When partials settle the concentration of the particles increased in the bottom and middle height of the tank, then interparticle forces build with close particles. Due to these interaction forces, particles settle. This kind of settling happens in the secondary settling tanks and clarifiers.


Compression

This is occurred at the bottom of the settling tanks due to the weight of the particles. When particles are settling the particles are continually deposited then due to the mass of these solid particles, earlier deposited waste will be compressed.


Gravity settling is used in plate and tube settlers, lamella plate settlers, etc. A schematic diagram of solid settling of inclined plates shows in figure 3. The settling efficacy of an inclined plate depends on the inline plate angle, fluid velocity, properties of solids in water, etc.
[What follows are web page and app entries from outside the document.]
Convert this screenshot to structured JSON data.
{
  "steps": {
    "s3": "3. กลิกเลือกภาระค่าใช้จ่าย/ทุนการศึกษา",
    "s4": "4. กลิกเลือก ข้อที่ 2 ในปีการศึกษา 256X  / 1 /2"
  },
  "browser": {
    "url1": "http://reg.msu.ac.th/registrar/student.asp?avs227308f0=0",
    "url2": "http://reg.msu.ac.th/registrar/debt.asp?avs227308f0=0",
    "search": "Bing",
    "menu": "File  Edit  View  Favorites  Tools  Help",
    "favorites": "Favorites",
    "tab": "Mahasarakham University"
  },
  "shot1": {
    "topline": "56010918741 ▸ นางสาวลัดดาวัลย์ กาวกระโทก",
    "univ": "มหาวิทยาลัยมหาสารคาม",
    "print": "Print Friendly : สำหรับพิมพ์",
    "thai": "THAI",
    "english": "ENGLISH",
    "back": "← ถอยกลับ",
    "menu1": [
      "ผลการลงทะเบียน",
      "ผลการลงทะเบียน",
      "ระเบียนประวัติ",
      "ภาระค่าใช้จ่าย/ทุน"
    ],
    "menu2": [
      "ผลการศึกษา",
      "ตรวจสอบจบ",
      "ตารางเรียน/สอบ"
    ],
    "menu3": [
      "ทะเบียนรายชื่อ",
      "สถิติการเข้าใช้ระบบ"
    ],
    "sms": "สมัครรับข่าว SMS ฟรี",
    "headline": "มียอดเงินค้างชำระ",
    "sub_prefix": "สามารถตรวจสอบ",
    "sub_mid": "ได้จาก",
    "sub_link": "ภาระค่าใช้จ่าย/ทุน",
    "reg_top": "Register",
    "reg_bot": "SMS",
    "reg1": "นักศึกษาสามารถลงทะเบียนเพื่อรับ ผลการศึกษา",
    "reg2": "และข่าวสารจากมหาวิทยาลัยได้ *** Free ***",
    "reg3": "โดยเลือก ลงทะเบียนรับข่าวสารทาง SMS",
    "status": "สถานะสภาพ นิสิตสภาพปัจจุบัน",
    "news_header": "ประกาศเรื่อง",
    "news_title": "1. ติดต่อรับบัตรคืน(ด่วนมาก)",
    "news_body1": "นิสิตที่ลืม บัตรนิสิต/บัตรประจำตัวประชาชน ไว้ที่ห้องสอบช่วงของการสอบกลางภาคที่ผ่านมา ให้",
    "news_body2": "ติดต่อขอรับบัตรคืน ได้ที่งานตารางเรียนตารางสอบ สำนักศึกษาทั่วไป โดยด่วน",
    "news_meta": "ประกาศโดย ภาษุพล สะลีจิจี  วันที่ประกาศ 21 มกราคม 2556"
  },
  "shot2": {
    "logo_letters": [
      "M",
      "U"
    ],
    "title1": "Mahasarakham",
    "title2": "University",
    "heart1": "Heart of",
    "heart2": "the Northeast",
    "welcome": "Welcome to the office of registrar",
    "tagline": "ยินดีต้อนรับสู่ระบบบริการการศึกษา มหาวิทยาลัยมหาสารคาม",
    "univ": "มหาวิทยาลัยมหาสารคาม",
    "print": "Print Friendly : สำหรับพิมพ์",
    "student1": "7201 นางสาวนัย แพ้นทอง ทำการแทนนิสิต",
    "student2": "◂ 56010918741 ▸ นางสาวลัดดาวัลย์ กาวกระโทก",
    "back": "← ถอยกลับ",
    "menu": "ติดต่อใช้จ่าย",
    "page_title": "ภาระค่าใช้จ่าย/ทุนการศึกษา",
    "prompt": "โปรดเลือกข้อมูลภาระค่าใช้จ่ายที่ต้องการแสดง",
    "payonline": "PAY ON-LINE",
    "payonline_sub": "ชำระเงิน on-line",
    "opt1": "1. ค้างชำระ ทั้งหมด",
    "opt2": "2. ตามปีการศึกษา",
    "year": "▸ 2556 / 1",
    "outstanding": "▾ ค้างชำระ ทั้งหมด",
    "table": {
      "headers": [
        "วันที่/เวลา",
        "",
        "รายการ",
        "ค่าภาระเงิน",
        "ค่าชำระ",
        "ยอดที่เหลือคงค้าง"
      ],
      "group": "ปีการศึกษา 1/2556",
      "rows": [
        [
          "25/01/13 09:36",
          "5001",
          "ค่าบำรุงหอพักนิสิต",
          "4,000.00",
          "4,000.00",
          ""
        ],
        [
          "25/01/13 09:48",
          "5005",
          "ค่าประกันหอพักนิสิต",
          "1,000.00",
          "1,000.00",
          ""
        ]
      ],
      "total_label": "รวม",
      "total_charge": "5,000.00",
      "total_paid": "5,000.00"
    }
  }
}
Schematic diagram of Inline plate settler

Figure 3: Schematic diagram of Inline plate settler



Inline plate settler gravity settling

Figure 4: Inline plate settler



Sedimentation in wastewater treatment

Sedimentation is used to remove settleable solids from the wastewater. It reduces TDS and BOD of water. This can be a circular or rectangular tank. A rectangular sedimentation tank is shown in figure 5. Most circular settling tanks are designed with central feed and the effluent take came out through weirs. The efficiency of the sedimentation tank can be affected by eddy current formation, thermal convection current or density current formation due to a temperature difference of flow streams, current due to wind effect, etc. these effects may reduce sedimentation efficiency.

Rectangular sedimentation in a small water treatment plant

Figure 5: Rectangular sedimentation in a small water treatment plant